Address instances in which your teen does decide to experiment with or try substances. What do they do now? Create a plan together– one that focuses on safety, not punishment. For example, “If you or a friend end up intoxicated, call me for a ride, rather than getting behind the wheel.” This is also a great time to talk about how your child can support a friend who is using with drugs, nicotine, or alcohol.
When I called my dad sobbing and clearly intoxicated, he came to pick me up, heard me out about my heartbreak on the drive home, and took me to get my car the next day– which also entailed a conversation about boundaries. I’m grateful that instead of testing my limits even further and getting behind the wheel, I had a plan.
8. Research and learn together.
Explore the positive aspects of sobriety and avoiding drug and alcohol use. Similarly, spend time researching the potential harms (including addiction).
9. If you suspect that your teen has a problem with substance use, focus on behavior.

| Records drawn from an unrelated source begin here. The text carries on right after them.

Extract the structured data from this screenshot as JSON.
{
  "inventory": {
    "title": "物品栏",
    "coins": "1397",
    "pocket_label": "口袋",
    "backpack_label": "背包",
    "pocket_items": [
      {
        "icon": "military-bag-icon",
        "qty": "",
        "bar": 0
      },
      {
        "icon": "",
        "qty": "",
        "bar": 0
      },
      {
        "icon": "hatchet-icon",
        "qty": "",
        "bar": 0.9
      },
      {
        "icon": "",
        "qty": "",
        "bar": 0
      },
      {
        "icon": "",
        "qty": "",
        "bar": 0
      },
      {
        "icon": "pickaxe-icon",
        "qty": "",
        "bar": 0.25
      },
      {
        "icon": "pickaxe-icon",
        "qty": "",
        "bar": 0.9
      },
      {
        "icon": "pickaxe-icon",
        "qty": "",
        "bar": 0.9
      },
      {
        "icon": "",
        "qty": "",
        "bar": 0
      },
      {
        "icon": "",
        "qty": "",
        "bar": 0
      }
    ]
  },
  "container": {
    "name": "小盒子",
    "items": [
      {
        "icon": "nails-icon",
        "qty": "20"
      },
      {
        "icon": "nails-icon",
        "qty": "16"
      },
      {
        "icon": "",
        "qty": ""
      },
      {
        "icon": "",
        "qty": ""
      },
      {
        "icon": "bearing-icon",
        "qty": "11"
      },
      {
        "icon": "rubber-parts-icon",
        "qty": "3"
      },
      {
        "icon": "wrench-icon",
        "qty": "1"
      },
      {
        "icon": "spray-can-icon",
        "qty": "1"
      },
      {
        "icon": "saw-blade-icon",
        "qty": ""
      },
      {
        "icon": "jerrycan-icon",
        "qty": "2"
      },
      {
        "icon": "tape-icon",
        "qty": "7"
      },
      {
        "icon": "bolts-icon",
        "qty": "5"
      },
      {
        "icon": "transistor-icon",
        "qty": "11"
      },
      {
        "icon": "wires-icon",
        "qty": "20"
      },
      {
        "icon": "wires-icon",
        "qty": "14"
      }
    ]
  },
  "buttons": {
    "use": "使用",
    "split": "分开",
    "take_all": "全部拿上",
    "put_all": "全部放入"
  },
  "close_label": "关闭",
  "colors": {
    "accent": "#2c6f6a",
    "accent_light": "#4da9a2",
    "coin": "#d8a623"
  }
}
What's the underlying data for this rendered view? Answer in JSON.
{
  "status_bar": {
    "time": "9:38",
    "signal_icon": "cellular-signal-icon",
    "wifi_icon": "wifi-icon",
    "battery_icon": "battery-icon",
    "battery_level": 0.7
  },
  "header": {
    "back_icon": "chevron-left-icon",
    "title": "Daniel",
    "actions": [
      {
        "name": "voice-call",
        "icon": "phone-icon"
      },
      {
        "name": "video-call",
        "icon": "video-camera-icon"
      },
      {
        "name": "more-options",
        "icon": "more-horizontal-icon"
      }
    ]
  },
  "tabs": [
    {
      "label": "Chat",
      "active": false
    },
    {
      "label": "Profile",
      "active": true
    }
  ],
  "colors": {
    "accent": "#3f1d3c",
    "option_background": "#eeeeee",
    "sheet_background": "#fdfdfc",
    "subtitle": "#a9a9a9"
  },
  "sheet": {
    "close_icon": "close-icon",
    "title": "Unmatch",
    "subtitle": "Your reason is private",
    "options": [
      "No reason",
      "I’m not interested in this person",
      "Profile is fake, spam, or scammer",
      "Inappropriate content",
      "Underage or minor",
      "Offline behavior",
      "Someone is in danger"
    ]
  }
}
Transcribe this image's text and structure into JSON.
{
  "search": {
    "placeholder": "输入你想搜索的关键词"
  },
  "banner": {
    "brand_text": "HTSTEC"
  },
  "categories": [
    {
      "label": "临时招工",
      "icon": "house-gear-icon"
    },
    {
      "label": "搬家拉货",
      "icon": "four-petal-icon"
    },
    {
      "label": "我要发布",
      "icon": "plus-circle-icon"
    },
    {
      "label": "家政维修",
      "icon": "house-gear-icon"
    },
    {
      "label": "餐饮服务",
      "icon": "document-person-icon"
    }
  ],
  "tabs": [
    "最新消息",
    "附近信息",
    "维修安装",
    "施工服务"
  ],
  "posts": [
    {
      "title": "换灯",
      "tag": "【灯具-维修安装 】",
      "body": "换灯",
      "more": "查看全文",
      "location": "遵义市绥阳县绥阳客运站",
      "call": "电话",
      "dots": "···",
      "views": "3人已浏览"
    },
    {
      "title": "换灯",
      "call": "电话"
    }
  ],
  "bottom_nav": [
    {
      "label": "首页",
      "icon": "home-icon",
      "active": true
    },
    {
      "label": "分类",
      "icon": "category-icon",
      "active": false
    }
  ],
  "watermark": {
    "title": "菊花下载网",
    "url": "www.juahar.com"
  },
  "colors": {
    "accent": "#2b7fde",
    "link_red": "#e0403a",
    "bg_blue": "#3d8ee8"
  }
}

Describe what you’re observing, without labeling or accusing. For example, “I’ve noticed that you are more irritable on the weekends, and you’re missing curfew more regularly. I’d like to talk about this.” Allow your teen the time and space to respond. Consider asking, “What kind of support do you need right now?” Additionally, seek resources through a counselor, drug-treatment center, or specialist if you suspect regular use or addiction. Email me if you live in the Austin-area and would like referrals.
10. Keep the dialogue open.
This topic will be recirculated, reconsidered, and reevaluated regularly. Keep the communication lines open. Assure your teen that they can come to you anytime, and inform that them that you will check in with them regularly. Do that– set reminders for every few months on your calendar now.
This topic, like most of the big, tough ones, doesn’t come with straightforward answers, but trust yourself and the process of dialogue. Finally, as you and your family explore the topics of drugs, nicotine, alcohol, and boundaries, you may enjoy documenting your go-to supports using this support system map.